§ SOURCE INFORMATION:

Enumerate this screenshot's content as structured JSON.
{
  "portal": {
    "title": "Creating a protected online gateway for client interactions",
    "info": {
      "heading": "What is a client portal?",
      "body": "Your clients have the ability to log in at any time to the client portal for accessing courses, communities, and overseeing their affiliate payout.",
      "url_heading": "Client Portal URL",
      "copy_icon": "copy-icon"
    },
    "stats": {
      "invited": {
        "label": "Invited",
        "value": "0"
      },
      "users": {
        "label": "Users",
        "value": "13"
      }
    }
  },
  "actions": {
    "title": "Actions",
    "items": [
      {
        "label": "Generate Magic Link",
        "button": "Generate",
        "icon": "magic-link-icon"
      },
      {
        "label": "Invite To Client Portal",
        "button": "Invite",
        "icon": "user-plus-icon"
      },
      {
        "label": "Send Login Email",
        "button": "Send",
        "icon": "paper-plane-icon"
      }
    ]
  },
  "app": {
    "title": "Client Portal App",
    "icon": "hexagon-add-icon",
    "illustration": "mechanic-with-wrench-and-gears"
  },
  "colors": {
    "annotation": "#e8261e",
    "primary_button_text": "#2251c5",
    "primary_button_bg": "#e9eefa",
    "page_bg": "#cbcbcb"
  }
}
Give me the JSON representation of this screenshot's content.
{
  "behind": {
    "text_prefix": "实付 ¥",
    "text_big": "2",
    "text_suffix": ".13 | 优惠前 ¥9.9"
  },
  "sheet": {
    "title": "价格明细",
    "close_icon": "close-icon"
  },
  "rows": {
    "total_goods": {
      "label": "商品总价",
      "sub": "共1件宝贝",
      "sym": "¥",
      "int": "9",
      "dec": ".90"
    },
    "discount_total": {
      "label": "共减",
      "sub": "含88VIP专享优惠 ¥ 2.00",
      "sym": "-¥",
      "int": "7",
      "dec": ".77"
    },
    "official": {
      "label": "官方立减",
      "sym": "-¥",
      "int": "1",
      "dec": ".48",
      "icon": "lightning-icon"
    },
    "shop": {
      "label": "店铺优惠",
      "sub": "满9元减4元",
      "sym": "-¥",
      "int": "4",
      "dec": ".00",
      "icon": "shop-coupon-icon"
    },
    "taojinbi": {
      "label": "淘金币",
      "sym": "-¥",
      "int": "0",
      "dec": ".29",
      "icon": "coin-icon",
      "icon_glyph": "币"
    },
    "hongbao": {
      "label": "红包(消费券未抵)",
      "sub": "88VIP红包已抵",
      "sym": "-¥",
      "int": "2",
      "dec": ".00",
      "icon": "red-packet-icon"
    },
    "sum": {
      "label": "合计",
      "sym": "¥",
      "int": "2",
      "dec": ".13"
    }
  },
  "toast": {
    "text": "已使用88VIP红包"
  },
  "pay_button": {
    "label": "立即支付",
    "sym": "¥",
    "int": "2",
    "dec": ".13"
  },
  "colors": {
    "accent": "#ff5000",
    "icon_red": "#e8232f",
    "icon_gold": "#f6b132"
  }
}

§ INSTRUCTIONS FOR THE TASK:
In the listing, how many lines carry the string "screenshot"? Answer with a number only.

§ ANSWER BELOW:
2